• Assigned task: Could you reproduce every record below exactly, excluding all pictures?

════════════════

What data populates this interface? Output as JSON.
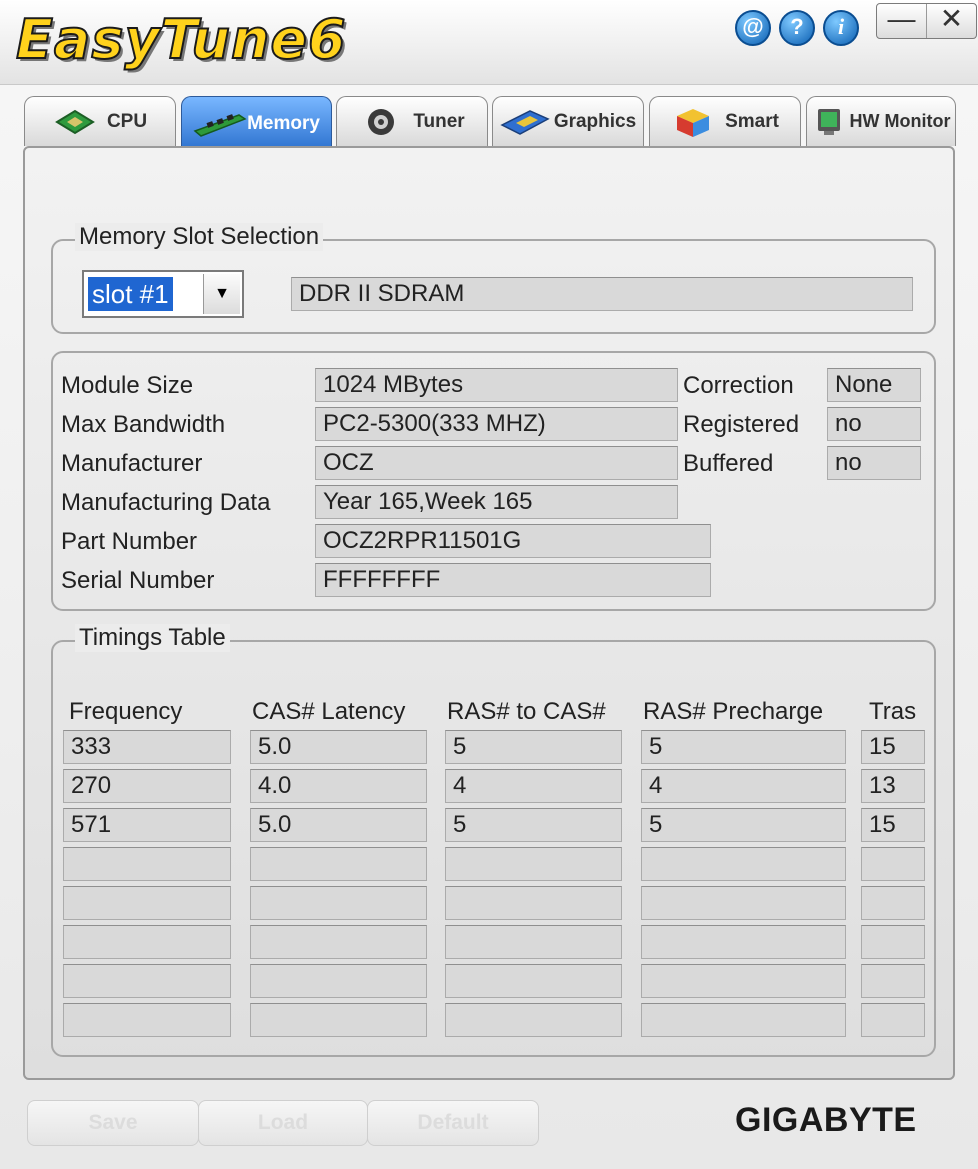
{
  "app": {
    "logo_text": "EasyTune6"
  },
  "header_icons": [
    {
      "icon": "at-icon",
      "glyph": "@"
    },
    {
      "icon": "help-icon",
      "glyph": "?"
    },
    {
      "icon": "info-icon",
      "glyph": "i"
    }
  ],
  "window_buttons": {
    "minimize": "—",
    "close": "✕"
  },
  "tabs": [
    {
      "label": "CPU",
      "icon": "cpu-chip-icon"
    },
    {
      "label": "Memory",
      "icon": "memory-stick-icon"
    },
    {
      "label": "Tuner",
      "icon": "tuner-dial-icon"
    },
    {
      "label": "Graphics",
      "icon": "graphics-card-icon"
    },
    {
      "label": "Smart",
      "icon": "smart-cube-icon"
    },
    {
      "label": "HW Monitor",
      "icon": "hw-monitor-icon"
    }
  ],
  "active_tab": "Memory",
  "slot_selection": {
    "legend": "Memory Slot Selection",
    "selected": "slot #1",
    "memory_type": "DDR II SDRAM"
  },
  "module_info": {
    "labels": {
      "module_size": "Module Size",
      "max_bandwidth": "Max Bandwidth",
      "manufacturer": "Manufacturer",
      "manufacturing_data": "Manufacturing Data",
      "part_number": "Part Number",
      "serial_number": "Serial Number",
      "correction": "Correction",
      "registered": "Registered",
      "buffered": "Buffered"
    },
    "values": {
      "module_size": "1024 MBytes",
      "max_bandwidth": "PC2-5300(333 MHZ)",
      "manufacturer": "OCZ",
      "manufacturing_data": "Year 165,Week 165",
      "part_number": "OCZ2RPR11501G",
      "serial_number": "FFFFFFFF",
      "correction": "None",
      "registered": "no",
      "buffered": "no"
    }
  },
  "timings": {
    "legend": "Timings Table",
    "headers": [
      "Frequency",
      "CAS# Latency",
      "RAS# to CAS#",
      "RAS# Precharge",
      "Tras"
    ],
    "rows": [
      [
        "333",
        "5.0",
        "5",
        "5",
        "15"
      ],
      [
        "270",
        "4.0",
        "4",
        "4",
        "13"
      ],
      [
        "571",
        "5.0",
        "5",
        "5",
        "15"
      ],
      [
        "",
        "",
        "",
        "",
        ""
      ],
      [
        "",
        "",
        "",
        "",
        ""
      ],
      [
        "",
        "",
        "",
        "",
        ""
      ],
      [
        "",
        "",
        "",
        "",
        ""
      ],
      [
        "",
        "",
        "",
        "",
        ""
      ]
    ]
  },
  "buttons": {
    "save": "Save",
    "load": "Load",
    "default": "Default"
  },
  "brand": "GIGABYTE",
  "colors": {
    "active_tab": "#3b82e0",
    "selection": "#1f66d1",
    "logo": "#ffd21c"
  }
}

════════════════

• Response to this task:
What data populates this interface? Output as JSON.
{
  "app": {
    "logo_text": "EasyTune6"
  },
  "header_icons": [
    {
      "icon": "at-icon",
      "glyph": "@"
    },
    {
      "icon": "help-icon",
      "glyph": "?"
    },
    {
      "icon": "info-icon",
      "glyph": "i"
    }
  ],
  "window_buttons": {
    "minimize": "—",
    "close": "✕"
  },
  "tabs": [
    {
      "label": "CPU",
      "icon": "cpu-chip-icon"
    },
    {
      "label": "Memory",
      "icon": "memory-stick-icon"
    },
    {
      "label": "Tuner",
      "icon": "tuner-dial-icon"
    },
    {
      "label": "Graphics",
      "icon": "graphics-card-icon"
    },
    {
      "label": "Smart",
      "icon": "smart-cube-icon"
    },
    {
      "label": "HW Monitor",
      "icon": "hw-monitor-icon"
    }
  ],
  "active_tab": "Memory",
  "slot_selection": {
    "legend": "Memory Slot Selection",
    "selected": "slot #1",
    "memory_type": "DDR II SDRAM"
  },
  "module_info": {
    "labels": {
      "module_size": "Module Size",
      "max_bandwidth": "Max Bandwidth",
      "manufacturer": "Manufacturer",
      "manufacturing_data": "Manufacturing Data",
      "part_number": "Part Number",
      "serial_number": "Serial Number",
      "correction": "Correction",
      "registered": "Registered",
      "buffered": "Buffered"
    },
    "values": {
      "module_size": "1024 MBytes",
      "max_bandwidth": "PC2-5300(333 MHZ)",
      "manufacturer": "OCZ",
      "manufacturing_data": "Year 165,Week 165",
      "part_number": "OCZ2RPR11501G",
      "serial_number": "FFFFFFFF",
      "correction": "None",
      "registered": "no",
      "buffered": "no"
    }
  },
  "timings": {
    "legend": "Timings Table",
    "headers": [
      "Frequency",
      "CAS# Latency",
      "RAS# to CAS#",
      "RAS# Precharge",
      "Tras"
    ],
    "rows": [
      [
        "333",
        "5.0",
        "5",
        "5",
        "15"
      ],
      [
        "270",
        "4.0",
        "4",
        "4",
        "13"
      ],
      [
        "571",
        "5.0",
        "5",
        "5",
        "15"
      ],
      [
        "",
        "",
        "",
        "",
        ""
      ],
      [
        "",
        "",
        "",
        "",
        ""
      ],
      [
        "",
        "",
        "",
        "",
        ""
      ],
      [
        "",
        "",
        "",
        "",
        ""
      ],
      [
        "",
        "",
        "",
        "",
        ""
      ]
    ]
  },
  "buttons": {
    "save": "Save",
    "load": "Load",
    "default": "Default"
  },
  "brand": "GIGABYTE",
  "colors": {
    "active_tab": "#3b82e0",
    "selection": "#1f66d1",
    "logo": "#ffd21c"
  }
}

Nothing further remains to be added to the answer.